by William Ogden Haynes
That bowl, whose waves long ago gently caressed / the scent of Sunday dinners, finally washed up / in the swampy cul-de-sac of my kitchen counter.
by Alexis Misko
I feel the kind of sticky / I should feel if this were Georgia, / if I were in an Alice Walker novel / with a fist full of blackberries / staining my southern grin.
How to Pay Respects to a Serial Killer
by Robert S. King
Follow the script and the scripture. / Even the biography of the damned / is told with sobbing compassion.
Three Bedrooms in New Jersey
by Tina Barry
One autumn, a neighbor removed the hanging seats from his daughter’s swing set and trussed a deer he had shot to the top bar.

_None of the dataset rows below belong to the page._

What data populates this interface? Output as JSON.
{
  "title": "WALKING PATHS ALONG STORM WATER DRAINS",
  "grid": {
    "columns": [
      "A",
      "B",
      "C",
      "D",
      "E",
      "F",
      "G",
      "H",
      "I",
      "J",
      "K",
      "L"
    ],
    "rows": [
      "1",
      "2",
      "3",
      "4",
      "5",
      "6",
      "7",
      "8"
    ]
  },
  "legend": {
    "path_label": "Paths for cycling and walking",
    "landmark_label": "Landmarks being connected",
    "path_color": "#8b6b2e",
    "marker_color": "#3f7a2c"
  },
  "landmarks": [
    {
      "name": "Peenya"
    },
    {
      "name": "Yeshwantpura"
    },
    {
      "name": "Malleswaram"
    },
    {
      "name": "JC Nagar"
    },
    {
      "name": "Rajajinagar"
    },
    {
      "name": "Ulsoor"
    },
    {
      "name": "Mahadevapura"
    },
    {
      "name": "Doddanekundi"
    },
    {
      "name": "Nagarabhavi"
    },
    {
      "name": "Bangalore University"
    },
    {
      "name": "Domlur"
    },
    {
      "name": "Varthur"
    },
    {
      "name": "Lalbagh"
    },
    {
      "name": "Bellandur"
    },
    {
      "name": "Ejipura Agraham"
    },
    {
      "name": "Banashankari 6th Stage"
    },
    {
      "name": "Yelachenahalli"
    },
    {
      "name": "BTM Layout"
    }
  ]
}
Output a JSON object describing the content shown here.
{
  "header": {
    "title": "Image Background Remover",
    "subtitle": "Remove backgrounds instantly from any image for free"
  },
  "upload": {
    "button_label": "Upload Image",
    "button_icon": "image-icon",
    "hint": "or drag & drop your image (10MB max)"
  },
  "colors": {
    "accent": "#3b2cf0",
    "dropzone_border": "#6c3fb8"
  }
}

I could smell it as I lay in bed.
by William Ford
I’m a laid off mooch / of a prof using up fuel / to cut grass close / around apple trees / where voles eat roots / and breed and breed / deep in the grass, hidden / from fox and hawks.
Memories of David Foster Wallace
Following is a transcript of a memorial service held for David Foster Wallace on 26 October 2008 at Underwood Park in Normal, Illinois.
by Jane Flett
I lean forward to your ear, touch my lips to the point where the hair curls over your lobe, and I wonder about falling inside. I purse them like a kiss and I whisper road trip.
Christine Elizabeth Eldin, 1966-2012
by Stephen Parrish
Aspiring writer, loving mother, and dear friend Chris Eldin took her life at age 46 after a long and baffling absence from public view.
A True-Begotten Father
By Steve Edwards
I see him on a cold blue February night: He steps onto the back porch to drop a garbage sack by the bin and my mother pushes the door shut behind him, turns the lock.
by Andrew McCall
My father does not believe / That the small things accrete, / That the infinitesimals / Lean together to form a whole.